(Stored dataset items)
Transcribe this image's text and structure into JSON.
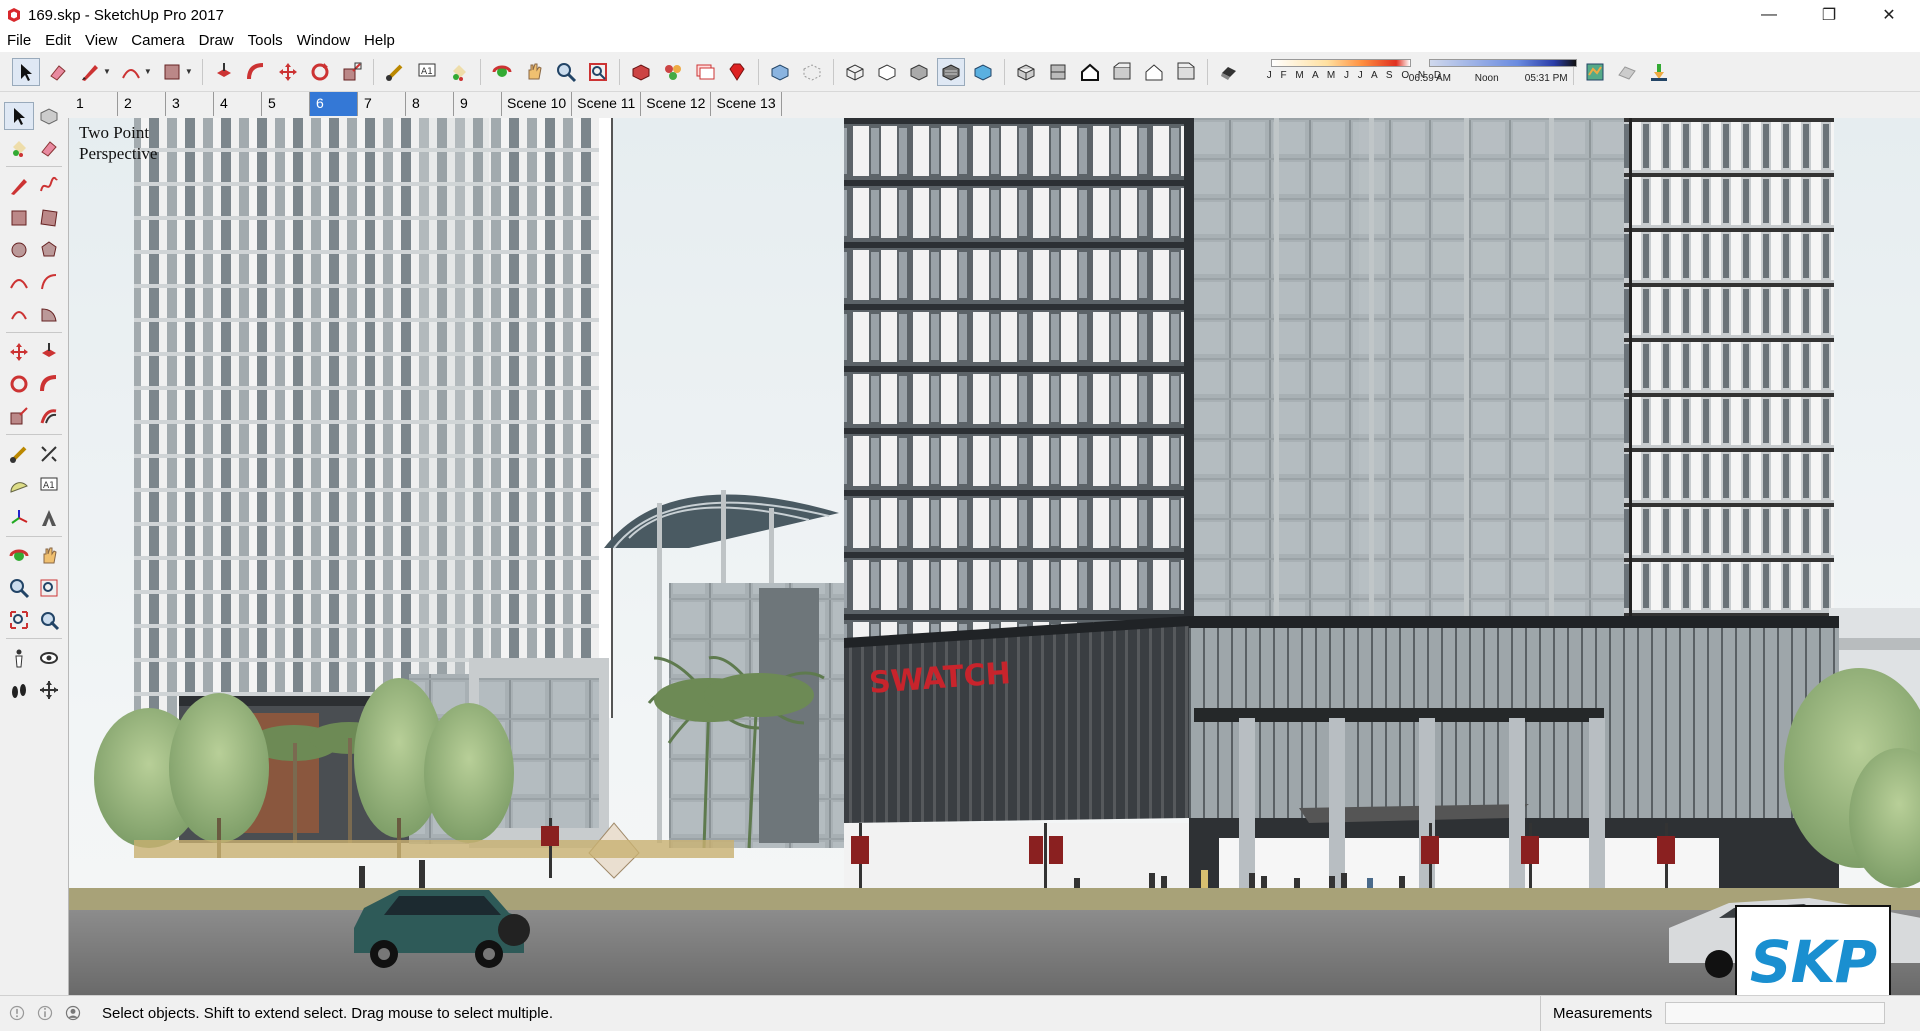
{
  "window": {
    "title": "169.skp - SketchUp Pro 2017",
    "minimize_glyph": "—",
    "maximize_glyph": "❐",
    "close_glyph": "✕"
  },
  "menu": [
    "File",
    "Edit",
    "View",
    "Camera",
    "Draw",
    "Tools",
    "Window",
    "Help"
  ],
  "toolbar": {
    "icons": [
      "select-arrow-icon",
      "eraser-icon",
      "pencil-line-icon",
      "arc-icon",
      "rectangle-icon",
      "push-pull-icon",
      "follow-me-icon",
      "move-icon",
      "rotate-icon",
      "scale-icon",
      "tape-measure-icon",
      "text-icon",
      "paint-bucket-icon",
      "orbit-icon",
      "pan-icon",
      "zoom-icon",
      "zoom-extents-icon",
      "components-icon",
      "materials-icon",
      "styles-icon",
      "ruby-icon",
      "xray-icon",
      "back-edges-icon",
      "wireframe-icon",
      "hidden-line-icon",
      "shaded-icon",
      "shaded-textures-icon",
      "monochrome-icon",
      "iso-view-icon",
      "top-view-icon",
      "front-view-icon",
      "right-view-icon",
      "back-view-icon",
      "left-view-icon",
      "shadows-icon",
      "add-location-icon",
      "toggle-terrain-icon",
      "photo-textures-icon"
    ],
    "shadow_months": "J F M A M J J A S O N D",
    "shadow_time_start": "06:59 AM",
    "shadow_time_noon": "Noon",
    "shadow_time_end": "05:31 PM"
  },
  "scene_tabs": [
    "1",
    "2",
    "3",
    "4",
    "5",
    "6",
    "7",
    "8",
    "9",
    "Scene 10",
    "Scene 11",
    "Scene 12",
    "Scene 13"
  ],
  "active_scene": "6",
  "left_tools": [
    "select-icon",
    "make-component-icon",
    "paint-bucket-icon",
    "eraser-icon",
    "line-icon",
    "freehand-icon",
    "rectangle-icon",
    "rotated-rectangle-icon",
    "circle-icon",
    "polygon-icon",
    "arc-icon",
    "two-point-arc-icon",
    "three-point-arc-icon",
    "pie-icon",
    "move-icon",
    "push-pull-icon",
    "rotate-icon",
    "follow-me-icon",
    "scale-icon",
    "offset-icon",
    "tape-measure-icon",
    "dimension-icon",
    "protractor-icon",
    "text-icon",
    "axes-icon",
    "3d-text-icon",
    "orbit-icon",
    "pan-icon",
    "zoom-icon",
    "zoom-window-icon",
    "zoom-extents-icon",
    "previous-view-icon",
    "position-camera-icon",
    "look-around-icon",
    "walk-icon",
    "section-plane-icon"
  ],
  "viewport": {
    "camera_label_line1": "Two Point",
    "camera_label_line2": "Perspective",
    "sign_text": "SWATCH"
  },
  "badge": {
    "text": "SKP"
  },
  "status": {
    "message": "Select objects. Shift to extend select. Drag mouse to select multiple.",
    "measurements_label": "Measurements"
  },
  "colors": {
    "accent_blue": "#3478d6",
    "sign_red": "#c8242c",
    "skp_blue": "#1a8fd0"
  }
}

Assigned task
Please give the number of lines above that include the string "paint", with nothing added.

Solution for this exercise
2